"I used to buy coffee from him," begins L.J., explaining how he met Dr. J. (James' title of doctor allegedly stems from his acquisition of a degree in "sexology.") "We started talking about music one day, and I found out he plays drums. He came over, and next thing you know...." At this, L.J. pauses to indicate the unspoken words: It's history.
"And the other guy is Josh," L.J. resumes. "I've known him since '94, I think, or '95. I actually remember sitting on a porch in Lawrence when I was just starting to learn the guitar. Josh was showing me some chords and different stuff like that, and he's a hell of a bass player.
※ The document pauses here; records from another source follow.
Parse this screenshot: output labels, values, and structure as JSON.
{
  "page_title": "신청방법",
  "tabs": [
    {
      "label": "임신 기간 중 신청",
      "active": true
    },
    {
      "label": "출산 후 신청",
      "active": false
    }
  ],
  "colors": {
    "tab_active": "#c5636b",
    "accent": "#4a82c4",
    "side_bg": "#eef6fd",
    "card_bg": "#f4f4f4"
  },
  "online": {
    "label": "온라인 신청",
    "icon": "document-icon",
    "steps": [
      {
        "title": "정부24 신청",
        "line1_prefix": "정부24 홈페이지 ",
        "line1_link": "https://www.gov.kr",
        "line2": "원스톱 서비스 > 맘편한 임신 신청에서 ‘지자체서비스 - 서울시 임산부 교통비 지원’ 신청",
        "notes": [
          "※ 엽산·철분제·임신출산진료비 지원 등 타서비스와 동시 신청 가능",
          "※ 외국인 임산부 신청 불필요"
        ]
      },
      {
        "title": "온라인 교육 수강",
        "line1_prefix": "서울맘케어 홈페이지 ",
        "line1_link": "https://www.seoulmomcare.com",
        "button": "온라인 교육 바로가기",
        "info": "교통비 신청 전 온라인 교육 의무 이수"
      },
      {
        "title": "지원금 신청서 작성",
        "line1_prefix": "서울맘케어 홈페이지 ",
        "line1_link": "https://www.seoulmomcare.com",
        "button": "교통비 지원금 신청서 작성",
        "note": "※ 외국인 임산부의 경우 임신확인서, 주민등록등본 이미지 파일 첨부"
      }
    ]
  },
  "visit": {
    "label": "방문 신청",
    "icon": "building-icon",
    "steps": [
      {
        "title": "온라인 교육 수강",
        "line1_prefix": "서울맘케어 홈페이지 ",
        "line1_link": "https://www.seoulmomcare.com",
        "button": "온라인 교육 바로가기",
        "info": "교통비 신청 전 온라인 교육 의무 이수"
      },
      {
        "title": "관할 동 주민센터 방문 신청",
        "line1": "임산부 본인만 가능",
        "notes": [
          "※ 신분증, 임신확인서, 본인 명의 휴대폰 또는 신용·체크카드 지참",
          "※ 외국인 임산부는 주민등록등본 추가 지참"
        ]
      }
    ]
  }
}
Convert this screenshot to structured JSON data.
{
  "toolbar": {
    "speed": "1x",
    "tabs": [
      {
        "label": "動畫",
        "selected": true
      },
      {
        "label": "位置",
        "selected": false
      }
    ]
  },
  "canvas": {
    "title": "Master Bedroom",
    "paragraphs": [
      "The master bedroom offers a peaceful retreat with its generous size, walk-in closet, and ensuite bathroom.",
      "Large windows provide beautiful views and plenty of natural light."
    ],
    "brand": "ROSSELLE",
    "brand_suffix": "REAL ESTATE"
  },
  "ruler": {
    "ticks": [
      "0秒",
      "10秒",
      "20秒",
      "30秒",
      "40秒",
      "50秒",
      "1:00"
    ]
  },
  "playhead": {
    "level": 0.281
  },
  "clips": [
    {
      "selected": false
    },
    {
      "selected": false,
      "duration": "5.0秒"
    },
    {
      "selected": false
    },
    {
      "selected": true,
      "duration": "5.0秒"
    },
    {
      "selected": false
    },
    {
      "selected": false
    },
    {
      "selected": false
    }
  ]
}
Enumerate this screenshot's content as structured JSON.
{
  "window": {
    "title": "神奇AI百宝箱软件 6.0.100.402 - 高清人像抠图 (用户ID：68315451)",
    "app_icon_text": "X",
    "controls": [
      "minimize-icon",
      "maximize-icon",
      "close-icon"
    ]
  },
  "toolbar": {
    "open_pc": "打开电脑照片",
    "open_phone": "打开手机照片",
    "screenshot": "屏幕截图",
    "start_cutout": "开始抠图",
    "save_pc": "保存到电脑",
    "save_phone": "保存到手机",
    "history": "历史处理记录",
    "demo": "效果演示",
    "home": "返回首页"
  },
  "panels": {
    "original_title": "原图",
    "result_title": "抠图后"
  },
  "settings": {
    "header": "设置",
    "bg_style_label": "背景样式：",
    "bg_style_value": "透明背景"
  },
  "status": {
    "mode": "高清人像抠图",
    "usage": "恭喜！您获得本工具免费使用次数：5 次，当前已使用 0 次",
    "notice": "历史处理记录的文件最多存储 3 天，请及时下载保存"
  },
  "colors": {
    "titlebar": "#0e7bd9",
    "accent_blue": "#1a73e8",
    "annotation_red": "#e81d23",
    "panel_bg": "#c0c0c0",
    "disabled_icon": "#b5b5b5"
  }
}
We've been friends ever since then, so he was a natural choice, an obvious one."
Come January 2002, this lineup will march into a studio dubbed Crabby Road, which belongs to former member Billy. (L.J. says he's still on good terms with both former members, attributing their departure from the Hefners to those oft-cited "creative differences.") The record that will in theory emerge from these sessions follows two full-lengths on Germany's Middle Class Pig Records (the more recent being 2000's Repop!) and other assorted odds and ends, such as the seven-inch Hefner Style. All of the group's releases come packed with short, sleazy songs that feature trashy guitar riffs and trashier organ accents, and these tunes become even naughtier live, fueled by a healthy diet of cocktails and cigarettes.
By the time work on the new tracks begins in earnest, about two years will have passed since Repop!'s recording, with the band's European tour fitting into the interval. During that time, not only has L.J. improved his vocal chops, but the group has sharpened its instrumental prowess as well. So are the Hefners, like, good now?
"Oh, I don't know about good," L.J. says cautiously. "But we've gotten a lot better, that's for sure. I've figured out a lot about songwriting. We used to never have bridges or intros or anything like that. It's not all baroque now, but it's just a little bit more complex. I think all the energy is still there, which I think was our charm for a long time, but now I feel like we can back that up."
And the Hefners will do just that at its big comeback show, its first as a band with James and Josh and the first in its hometown in more than a year. "We decided we hadn't played Lawrence since August 2000, and since we're rehearsing stuff all the time and learning stuff really quick, why not just show what we've got the first night?" L.J. says of the homecoming gig, which will offer two sets and no opening act. "We're only doing three or four songs that have been heard in this country," he continues. "We are playing some of the old favorites that people ask for -- pretty much the ones that get played on the radio -- but they've been completely rearranged. They're not so much 'one-two-three-four,' you know, Ramones-like, that wall of noise the whole time. They're a little more dynamic."
But that doesn't mean that the Hefners have abandoned their dedicated mission to rock you and your ilk. "I would say we're even harder now," L.J. asserts. In fact, he's got a gauntlet to throw down for any interested parties. "In the friendliest competitive way, the Hefners are open for any kind of rock-off challenge to see who can rock the hardest." For details and to start setting up the musical combat, L.J. offers his e-mail address, firstname.lastname@example.org. Any surfacing thoughts of the ill-fated Tournament of Rock that left many a band burned should be quashed. "Our rock-off would be for free," L.J. promises.
Also on the Hefners' drawing board is a New Year's pah-tay, with to-be-determined special guests and a Lawrence location that will be announced at Saturday night's concert. This event should cause quite a stir, because really, who wants to miss a party thrown by a Hefner? And let's face it, you're never going to get invited to one of Hugh's.